## GOAL OF THE EXERCISE:
Search the entries for the word "Diagmag". Copy each line in which it is found.
══ MATERIAL FOR THE TASK ══
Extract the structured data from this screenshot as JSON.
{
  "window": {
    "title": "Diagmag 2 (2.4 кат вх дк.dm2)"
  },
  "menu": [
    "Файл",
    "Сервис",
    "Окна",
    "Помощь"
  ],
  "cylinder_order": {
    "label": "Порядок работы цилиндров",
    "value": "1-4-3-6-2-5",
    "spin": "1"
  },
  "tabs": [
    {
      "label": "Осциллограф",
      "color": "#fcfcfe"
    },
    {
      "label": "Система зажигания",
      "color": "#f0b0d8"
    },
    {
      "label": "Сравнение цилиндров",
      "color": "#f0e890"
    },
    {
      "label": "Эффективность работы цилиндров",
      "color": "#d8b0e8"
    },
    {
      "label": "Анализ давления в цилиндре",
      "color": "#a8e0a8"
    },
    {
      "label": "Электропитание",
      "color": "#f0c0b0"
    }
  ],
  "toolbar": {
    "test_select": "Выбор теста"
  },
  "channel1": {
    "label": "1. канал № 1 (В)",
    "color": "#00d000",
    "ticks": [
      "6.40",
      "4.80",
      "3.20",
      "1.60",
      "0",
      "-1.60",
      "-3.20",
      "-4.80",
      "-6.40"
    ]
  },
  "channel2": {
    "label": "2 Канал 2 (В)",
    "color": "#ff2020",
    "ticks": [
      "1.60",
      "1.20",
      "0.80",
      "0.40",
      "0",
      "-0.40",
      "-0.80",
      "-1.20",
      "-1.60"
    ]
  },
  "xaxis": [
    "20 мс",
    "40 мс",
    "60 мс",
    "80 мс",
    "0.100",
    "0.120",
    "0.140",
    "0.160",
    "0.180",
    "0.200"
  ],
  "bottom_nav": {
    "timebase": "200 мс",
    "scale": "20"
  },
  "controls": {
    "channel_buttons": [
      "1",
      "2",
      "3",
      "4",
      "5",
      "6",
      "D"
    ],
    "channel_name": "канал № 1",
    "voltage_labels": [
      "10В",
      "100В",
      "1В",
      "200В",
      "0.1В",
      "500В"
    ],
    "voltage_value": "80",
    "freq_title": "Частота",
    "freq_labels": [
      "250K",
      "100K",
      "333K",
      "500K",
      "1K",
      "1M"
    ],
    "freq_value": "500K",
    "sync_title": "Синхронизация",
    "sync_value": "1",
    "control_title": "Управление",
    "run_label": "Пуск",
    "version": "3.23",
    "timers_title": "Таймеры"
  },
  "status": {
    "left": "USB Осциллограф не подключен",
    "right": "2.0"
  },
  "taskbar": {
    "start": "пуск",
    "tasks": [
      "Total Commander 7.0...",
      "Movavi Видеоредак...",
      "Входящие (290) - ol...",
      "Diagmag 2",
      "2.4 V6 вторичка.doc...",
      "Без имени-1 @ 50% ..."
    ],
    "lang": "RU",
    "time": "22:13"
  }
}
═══
## WRITTEN RESPONSE:
    "title": "Diagmag 2 (2.4 кат вх дк.dm2)"
      "Diagmag 2",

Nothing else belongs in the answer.